Items from an interface collection:
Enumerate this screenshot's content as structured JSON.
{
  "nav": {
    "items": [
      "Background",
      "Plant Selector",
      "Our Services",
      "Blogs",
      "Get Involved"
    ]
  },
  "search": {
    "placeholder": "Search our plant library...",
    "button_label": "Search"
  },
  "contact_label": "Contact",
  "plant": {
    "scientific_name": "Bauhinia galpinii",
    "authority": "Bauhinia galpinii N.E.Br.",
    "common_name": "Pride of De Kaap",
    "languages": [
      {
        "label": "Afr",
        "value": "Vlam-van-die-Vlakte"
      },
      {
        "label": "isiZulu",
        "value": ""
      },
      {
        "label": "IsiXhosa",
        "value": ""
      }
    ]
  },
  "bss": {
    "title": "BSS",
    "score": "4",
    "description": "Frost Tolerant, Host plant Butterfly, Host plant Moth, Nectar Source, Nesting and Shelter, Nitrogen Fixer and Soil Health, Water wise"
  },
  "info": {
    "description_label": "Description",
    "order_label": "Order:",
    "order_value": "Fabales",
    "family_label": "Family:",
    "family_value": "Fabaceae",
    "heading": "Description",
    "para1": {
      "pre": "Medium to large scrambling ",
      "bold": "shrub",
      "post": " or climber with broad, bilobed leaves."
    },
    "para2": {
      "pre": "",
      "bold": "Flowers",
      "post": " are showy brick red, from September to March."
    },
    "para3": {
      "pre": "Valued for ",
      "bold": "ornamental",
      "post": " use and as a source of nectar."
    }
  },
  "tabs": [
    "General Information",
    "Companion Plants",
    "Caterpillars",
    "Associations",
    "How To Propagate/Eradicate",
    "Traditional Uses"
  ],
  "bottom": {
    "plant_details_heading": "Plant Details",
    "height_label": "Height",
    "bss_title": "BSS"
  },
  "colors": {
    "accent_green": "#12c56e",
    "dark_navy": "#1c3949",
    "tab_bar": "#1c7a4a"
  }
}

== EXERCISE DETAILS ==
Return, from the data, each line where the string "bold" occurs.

== EXERCISE ANSWER ==
      "bold": "shrub",
      "bold": "Flowers",
      "bold": "ornamental",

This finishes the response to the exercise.